Climate Change Education: An Explanation and a Personal Promise

(Cross posted from PittEnvironmental)
At some point, I stopped talking about climate change as a major focus. It became an occasionally-stated problem which provided motivation for tackling many many things, but my focus turned to more immediately tangible items like peak oil, resource depletion, water, and food. Like President Obama, whether because of controversy or because other things were more pressing, it slipped from the center of my sustainability vocabulary. In the recent flurry of climate change news, it seems like it’s time to tack back.

I should note that it’s not like I don’t do education on climate change – I ran three workshops (counting an FTP meeting) on the science thereof in the past semester, and intend to keep doing so – if your group is interested in learning, I’m happy to teach. But those were mostly internal education, ‘teaching the teachers’, and my external focus let climate change drift to a monumental background issue, taking the approach that if we solve these other things, we’ll also ‘solve’ climate change.

But that isn’t so, so how I do things needs to shift. Climate change, for all its unique difficulties in getting people to care, is a ginormous problem that will affect everyone, everywhere, in pretty nasty ways, and whose effective mitigation is so far from what we’re aiming at that we’re going to have to deal with billions of people hungry, thirsty, or dead. No, that’s not really exaggeration, unfortunately – but it might creep up on us.

I do a certain amount of talking about how to refute common arguments, but what I fail to do is to give climate change, and the mitigation and adaptation thereof, proper time in any discussion – even if we deal with peak oil (and I’m skeptical on that), we need to make sure we deal with the carbon emissions from electricity as well, and there isn’t really a shortage of coal. Dealing with other problems – redesigning transport and food systems so that more people have access to food and mobility for less money and less petroleum – is good, but it won’t be sufficient for mitigation of climate change. Not to mention that treating climate change as a bonus solution ignores the clear need for adaptation all over the place. In many ways, I think talking about adaptation is more depressing and scarier than mitigation, because at least with mitigation you can pretend it isn’t already happening, or that it won’t happen if we just act fast enough. But that, as they say, ‘just ain’t so’.

So here’s my promise (and I say this as someone who does a bunch of education, and is looking to do a bunch more with TransitionPGH when I get out of Brasil): I will put climate change back in its place as one of the key things people should care about. I will point out that it is happening, it is manmade, and it will already be bad (and that we’re trying to keep it from being a lot worse). I will talk frankly, given sources, about the costs – social and economic and environmental – of our present path, while pointing out that these are average figures, and it could be a lot worse. And I will maintain my emphasis that no one should ever use the term ‘believe’ in relation to climate change, as it is an opinion based in scientific findings and not an intangible gut feeling.

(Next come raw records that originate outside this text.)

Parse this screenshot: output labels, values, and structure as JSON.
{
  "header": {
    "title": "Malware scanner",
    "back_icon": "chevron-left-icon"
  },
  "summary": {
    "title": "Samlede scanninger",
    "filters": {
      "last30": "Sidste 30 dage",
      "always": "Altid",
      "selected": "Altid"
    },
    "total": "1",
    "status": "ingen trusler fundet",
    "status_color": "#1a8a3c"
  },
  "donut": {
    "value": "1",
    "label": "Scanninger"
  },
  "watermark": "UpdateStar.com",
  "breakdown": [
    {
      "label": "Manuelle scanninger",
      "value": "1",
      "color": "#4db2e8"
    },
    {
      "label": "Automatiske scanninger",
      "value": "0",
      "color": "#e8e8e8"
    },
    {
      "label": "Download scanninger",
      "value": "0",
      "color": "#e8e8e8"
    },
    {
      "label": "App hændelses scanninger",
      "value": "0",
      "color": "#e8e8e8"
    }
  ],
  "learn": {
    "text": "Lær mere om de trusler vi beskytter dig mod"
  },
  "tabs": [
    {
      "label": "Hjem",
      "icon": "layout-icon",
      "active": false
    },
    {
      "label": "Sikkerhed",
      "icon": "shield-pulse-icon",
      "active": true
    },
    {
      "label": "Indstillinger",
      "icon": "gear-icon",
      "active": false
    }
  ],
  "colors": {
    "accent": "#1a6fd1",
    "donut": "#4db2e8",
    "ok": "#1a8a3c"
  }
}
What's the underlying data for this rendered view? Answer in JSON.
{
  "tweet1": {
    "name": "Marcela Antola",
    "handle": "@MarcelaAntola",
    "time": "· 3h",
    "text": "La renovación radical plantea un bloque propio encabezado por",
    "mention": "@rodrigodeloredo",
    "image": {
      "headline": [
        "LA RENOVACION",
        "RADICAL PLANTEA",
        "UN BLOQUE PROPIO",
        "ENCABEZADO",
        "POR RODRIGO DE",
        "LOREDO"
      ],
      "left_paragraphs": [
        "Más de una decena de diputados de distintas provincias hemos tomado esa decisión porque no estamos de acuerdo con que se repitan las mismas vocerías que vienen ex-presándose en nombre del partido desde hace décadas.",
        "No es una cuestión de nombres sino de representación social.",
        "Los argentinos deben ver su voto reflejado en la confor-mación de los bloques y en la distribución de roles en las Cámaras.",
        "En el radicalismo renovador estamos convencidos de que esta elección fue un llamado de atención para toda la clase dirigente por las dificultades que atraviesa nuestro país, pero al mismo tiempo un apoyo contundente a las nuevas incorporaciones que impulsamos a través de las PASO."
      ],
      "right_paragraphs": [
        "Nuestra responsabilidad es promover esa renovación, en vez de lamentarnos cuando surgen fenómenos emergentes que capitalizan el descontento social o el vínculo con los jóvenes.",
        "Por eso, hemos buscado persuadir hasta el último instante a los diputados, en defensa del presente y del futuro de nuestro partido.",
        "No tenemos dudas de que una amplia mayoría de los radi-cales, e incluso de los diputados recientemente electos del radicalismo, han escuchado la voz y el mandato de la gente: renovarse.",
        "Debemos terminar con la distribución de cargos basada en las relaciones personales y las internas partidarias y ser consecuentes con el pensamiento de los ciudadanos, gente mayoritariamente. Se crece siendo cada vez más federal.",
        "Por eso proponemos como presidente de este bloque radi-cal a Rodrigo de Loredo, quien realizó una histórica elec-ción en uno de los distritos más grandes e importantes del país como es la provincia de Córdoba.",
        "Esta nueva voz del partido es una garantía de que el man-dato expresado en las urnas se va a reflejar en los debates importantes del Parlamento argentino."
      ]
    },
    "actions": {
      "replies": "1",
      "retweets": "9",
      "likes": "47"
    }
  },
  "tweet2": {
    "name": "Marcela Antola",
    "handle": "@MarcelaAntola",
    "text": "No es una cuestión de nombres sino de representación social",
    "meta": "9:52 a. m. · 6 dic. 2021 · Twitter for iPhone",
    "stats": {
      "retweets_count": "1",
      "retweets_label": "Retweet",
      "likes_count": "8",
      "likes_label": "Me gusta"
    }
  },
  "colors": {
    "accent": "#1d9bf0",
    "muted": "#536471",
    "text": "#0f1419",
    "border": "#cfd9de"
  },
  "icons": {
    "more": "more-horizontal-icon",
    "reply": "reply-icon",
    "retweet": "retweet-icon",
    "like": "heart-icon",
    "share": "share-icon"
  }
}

I will not stop talking about the other issues – I’m convinced that they’re a better way to get people (particularly low-income communities) to engage with environmentalism. I will still talk about energy efficiency as saving money and being less reliant on oil. But I’ll remember to include that small reduction in climate change – and the particular need to push for governmental action on it – as a serious reason, rather than one to mention offhandedly. I’ve done a poor job at making caring about climate change an important piece of sustainability with moderate audiences, and I promise to help rectify this.


(Endnote: You should really read through some of the linked articles, particularly the last one. Then you should join me.)